Consumers know a sales pitch when they hear it, which is partially why it’s so hard to convince customers to purchase additional services after a repair.
All is not lost after they leave the lot, though. Through email marketing, you can advertise services, cross-sell, upsell; or any kind of sale you can think of.
Without the pressure of a sales pitch, consumers can consider them on their own time. Instead of having to trust a stranger and make an on-the-spot decision, they can confirm the costs and necessity of services with themselves, with online research (Which most do before they visit anyways).
Promotional emails can take a number of forms, like, for instance:
- A special offer
- Advertising a new service or new products
- Cross-selling complementary services
- Seasonal sales
- New accommodations for your customers
Choose those best fit for your business and customers and split those emails into three separate messages: an initial announcement, a reminder, and the last chance alert before it’s all over. In email marketing, sometimes you need to repeat yourself somewhat to get heard.
4. Retention emails: remind your auto repair shop email list, and encourage them to return
The goal of retention email is to keep cooled-off customers on the hook.
Customers leave for any number of reasons, for a shiny new competitor, a negative experience, or they might have forgotten about your shop.
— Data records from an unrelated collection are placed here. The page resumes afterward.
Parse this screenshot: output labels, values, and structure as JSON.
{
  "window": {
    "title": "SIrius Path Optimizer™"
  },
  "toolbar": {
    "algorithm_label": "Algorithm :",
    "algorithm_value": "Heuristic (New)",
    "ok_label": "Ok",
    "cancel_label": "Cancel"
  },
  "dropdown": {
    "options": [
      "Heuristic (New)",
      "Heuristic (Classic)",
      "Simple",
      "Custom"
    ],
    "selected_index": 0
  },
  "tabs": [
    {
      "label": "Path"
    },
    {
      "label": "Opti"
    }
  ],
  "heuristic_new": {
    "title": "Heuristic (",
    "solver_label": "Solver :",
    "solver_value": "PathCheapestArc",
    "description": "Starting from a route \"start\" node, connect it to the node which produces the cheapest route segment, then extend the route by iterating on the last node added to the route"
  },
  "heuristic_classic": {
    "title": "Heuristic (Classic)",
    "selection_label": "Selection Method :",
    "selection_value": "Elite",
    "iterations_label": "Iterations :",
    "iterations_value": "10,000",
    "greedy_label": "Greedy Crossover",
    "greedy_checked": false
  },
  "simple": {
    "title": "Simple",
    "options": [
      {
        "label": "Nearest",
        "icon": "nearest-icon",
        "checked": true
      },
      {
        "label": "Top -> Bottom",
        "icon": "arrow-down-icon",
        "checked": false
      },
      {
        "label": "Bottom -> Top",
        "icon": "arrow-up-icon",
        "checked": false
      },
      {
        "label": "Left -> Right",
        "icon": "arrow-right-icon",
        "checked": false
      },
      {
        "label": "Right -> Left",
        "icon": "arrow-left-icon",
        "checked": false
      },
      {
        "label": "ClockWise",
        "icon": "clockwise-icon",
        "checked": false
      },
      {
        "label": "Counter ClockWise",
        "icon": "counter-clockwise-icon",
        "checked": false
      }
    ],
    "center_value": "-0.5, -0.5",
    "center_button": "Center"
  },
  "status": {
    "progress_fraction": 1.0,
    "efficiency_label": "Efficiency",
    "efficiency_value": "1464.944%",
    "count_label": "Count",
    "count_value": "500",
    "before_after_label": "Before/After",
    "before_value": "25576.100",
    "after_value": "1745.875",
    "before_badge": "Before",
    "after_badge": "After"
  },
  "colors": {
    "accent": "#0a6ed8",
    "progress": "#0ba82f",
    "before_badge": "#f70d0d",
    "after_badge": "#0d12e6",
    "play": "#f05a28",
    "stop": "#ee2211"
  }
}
A simple “we miss you” email is sometimes all it takes to bring them back into the fold. It’s a reminder, one that may prompt them to reconsider their loyalties.
The secondary objective of this email—after reminder—is to give them a good reason to return.
We recommend you entice that return by including any of the following:
- How long it’s been since their last visit
- Any car problems stemming from a lack of maintenance
- General business upgrades that preceded their last visit
- A (limited time) special discount or deal
- Rewards program details
- New locations
- New mechanic hires
- New business milestones
- New company hours or policies
Keep in touch with your auto repair shop email list
As American drivers continue their reduced driving habits years after the COVID-19 pandemic began, it’s likely this trend will continue into the medium term.
Repair shop owners looking to weather any downtick must find a way to sustain growth by creating more opportunities to connect with drivers and pull them in with compelling offers and vivid reminders.
Learn About Conceptual Minds
We’re modern auto repair marketing experts.
Our broad expertise in print-based and digital marketing and exclusive focus on the auto repair industry helps us identify growth opportunities.
Ready to double your car counts?